Next up it was time to start tackling the communications. This involved rewriting the low level driver. The code is now receiving commands and transmitting responses. I’m still not 100% happy because the hardware comes with an 8 byte buffer in the transmit and receive directions. At this point, it would be more efficient to keep the received data on the internal FIFO and have the higher level driver pull it off as needed. That’s different than the previous processor which only contained a single byte buffer, and the data had to be pulled off very quickly. Of course with the deeper FIFO, I’ve increased the speed of the UART to 115,200 bps so I should be able to send and receive a lot more data. (The old driver ran at 19,200 bps which was plenty for a pinball machine, but more why not move to a 5 x faster rate).
Right now I think that I’m missing bytes every now and then because I’m moving the 8 byte FIFO through a single byte to hand it to the RS232 command processor. It should be straight forward to leave the data in the receive FIFO and process it directly from the receive FIFO.
The nice part is now there are so many things working that it only takes a little bit of time to fix things. I’m definitely over the learning curve hump on the processor.
I did find a weird issue with the processor. In the SCB_INTR_RX register, there is an SCB_NOT_EMPTY bit that indicates that the receive FIFO is empty when set. It is a write one to clear bit, so I was hitting the bit, and then reading it back immediately to see the status of the FIFO. It turns out that the hardware doesn’t immediately write back the status of the FIFO, so it seems to confuse the processor. I’ve changed the code to use the SCB_RX_STATUS register to get the number of bytes in the receive FIFO, but needs a couple more assembly instructions to have it work.

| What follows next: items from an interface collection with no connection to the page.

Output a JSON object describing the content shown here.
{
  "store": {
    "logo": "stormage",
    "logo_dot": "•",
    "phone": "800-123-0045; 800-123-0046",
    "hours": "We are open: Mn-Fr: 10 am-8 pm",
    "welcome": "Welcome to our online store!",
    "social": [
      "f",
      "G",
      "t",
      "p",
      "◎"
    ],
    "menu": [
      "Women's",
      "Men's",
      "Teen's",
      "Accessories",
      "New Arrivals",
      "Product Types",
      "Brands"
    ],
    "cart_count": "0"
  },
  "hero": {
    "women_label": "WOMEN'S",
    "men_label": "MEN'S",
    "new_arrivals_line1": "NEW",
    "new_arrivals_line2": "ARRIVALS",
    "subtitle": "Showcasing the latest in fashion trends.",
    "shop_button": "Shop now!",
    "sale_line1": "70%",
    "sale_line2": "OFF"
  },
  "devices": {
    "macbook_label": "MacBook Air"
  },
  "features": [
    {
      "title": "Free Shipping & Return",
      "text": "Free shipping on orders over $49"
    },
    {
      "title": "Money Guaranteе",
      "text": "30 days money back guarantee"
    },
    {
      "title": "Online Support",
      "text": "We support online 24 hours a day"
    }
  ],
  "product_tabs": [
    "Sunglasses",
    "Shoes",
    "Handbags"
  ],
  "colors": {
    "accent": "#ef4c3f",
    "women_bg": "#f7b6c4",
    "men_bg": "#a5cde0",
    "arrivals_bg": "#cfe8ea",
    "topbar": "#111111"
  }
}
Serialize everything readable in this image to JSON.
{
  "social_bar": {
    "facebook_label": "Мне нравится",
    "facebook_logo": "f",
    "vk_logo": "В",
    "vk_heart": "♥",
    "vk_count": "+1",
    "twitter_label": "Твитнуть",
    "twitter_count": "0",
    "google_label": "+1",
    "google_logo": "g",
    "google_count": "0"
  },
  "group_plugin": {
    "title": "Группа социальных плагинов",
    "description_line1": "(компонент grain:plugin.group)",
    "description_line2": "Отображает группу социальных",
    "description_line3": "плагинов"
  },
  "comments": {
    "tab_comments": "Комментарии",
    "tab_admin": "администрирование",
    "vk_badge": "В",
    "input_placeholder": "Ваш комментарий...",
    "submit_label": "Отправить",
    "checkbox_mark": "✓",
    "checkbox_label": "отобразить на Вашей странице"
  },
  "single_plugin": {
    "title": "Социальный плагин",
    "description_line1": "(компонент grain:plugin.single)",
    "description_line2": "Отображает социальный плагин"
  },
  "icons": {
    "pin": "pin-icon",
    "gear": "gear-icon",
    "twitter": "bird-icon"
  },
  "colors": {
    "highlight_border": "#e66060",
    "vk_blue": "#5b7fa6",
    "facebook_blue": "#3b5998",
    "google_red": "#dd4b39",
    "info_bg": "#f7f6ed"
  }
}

New commands to support the incandescent board have been added to the board interface document.
I’m still on target to have the fully running version of firmware by the end of the year. I’m almost to the point where it is just testing/testing/testing.